Drop the pictures and restate the rest of the listing word for word.
--- START ---
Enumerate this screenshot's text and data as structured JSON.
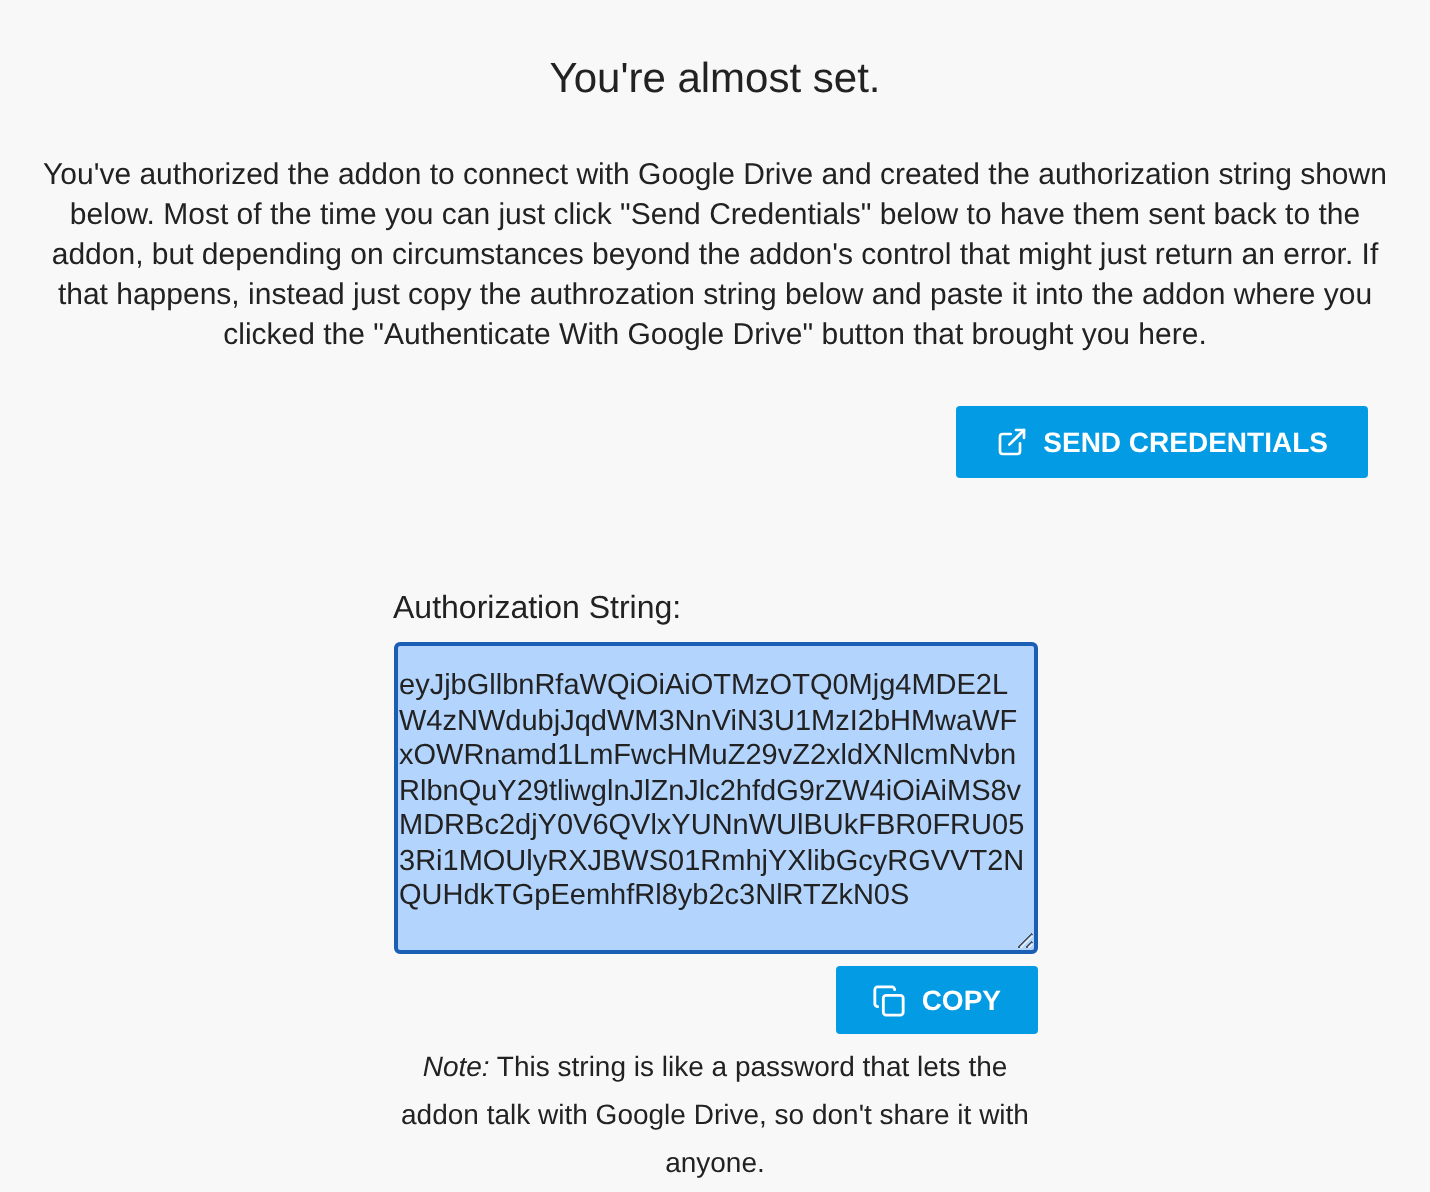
{
  "title": "You're almost set.",
  "intro": "You've authorized the addon to connect with Google Drive and created the authorization string shown below. Most of the time you can just click \"Send Credentials\" below to have them sent back to the addon, but depending on circumstances beyond the addon's control that might just return an error. If that happens, instead just copy the authrozation string below and paste it into the addon where you clicked the \"Authenticate With Google Drive\" button that brought you here.",
  "send_button": "SEND CREDENTIALS",
  "auth_field": {
    "label": "Authorization String:",
    "value": "eyJjbGllbnRfaWQiOiAiOTMzOTQ0Mjg4MDE2LW4zNWdubjJqdWM3NnViN3U1MzI2bHMwaWFxOWRnamd1LmFwcHMuZ29vZ2xldXNlcmNvbnRlbnQuY29tliwglnJlZnJlc2hfdG9rZW4iOiAiMS8vMDRBc2djY0V6QVlxYUNnWUlBUkFBR0FRU053Ri1MOUlyRXJBWS01RmhjYXlibGcyRGVVT2NQUHdkTGpEemhfRl8yb2c3NlRTZkN0S",
    "highlighted": true
  },
  "copy_button": "COPY",
  "note": "*Note:* This string is like a password that lets the addon talk with Google Drive, so don't share it with anyone."
}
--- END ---
EXPECTED OUTPUT -
Enumerate this screenshot's text and data as structured JSON.
{
  "title": "You're almost set.",
  "intro": "You've authorized the addon to connect with Google Drive and created the authorization string shown below. Most of the time you can just click \"Send Credentials\" below to have them sent back to the addon, but depending on circumstances beyond the addon's control that might just return an error. If that happens, instead just copy the authrozation string below and paste it into the addon where you clicked the \"Authenticate With Google Drive\" button that brought you here.",
  "send_button": "SEND CREDENTIALS",
  "auth_field": {
    "label": "Authorization String:",
    "value": "eyJjbGllbnRfaWQiOiAiOTMzOTQ0Mjg4MDE2LW4zNWdubjJqdWM3NnViN3U1MzI2bHMwaWFxOWRnamd1LmFwcHMuZ29vZ2xldXNlcmNvbnRlbnQuY29tliwglnJlZnJlc2hfdG9rZW4iOiAiMS8vMDRBc2djY0V6QVlxYUNnWUlBUkFBR0FRU053Ri1MOUlyRXJBWS01RmhjYXlibGcyRGVVT2NQUHdkTGpEemhfRl8yb2c3NlRTZkN0S",
    "highlighted": true
  },
  "copy_button": "COPY",
  "note": "*Note:* This string is like a password that lets the addon talk with Google Drive, so don't share it with anyone."
}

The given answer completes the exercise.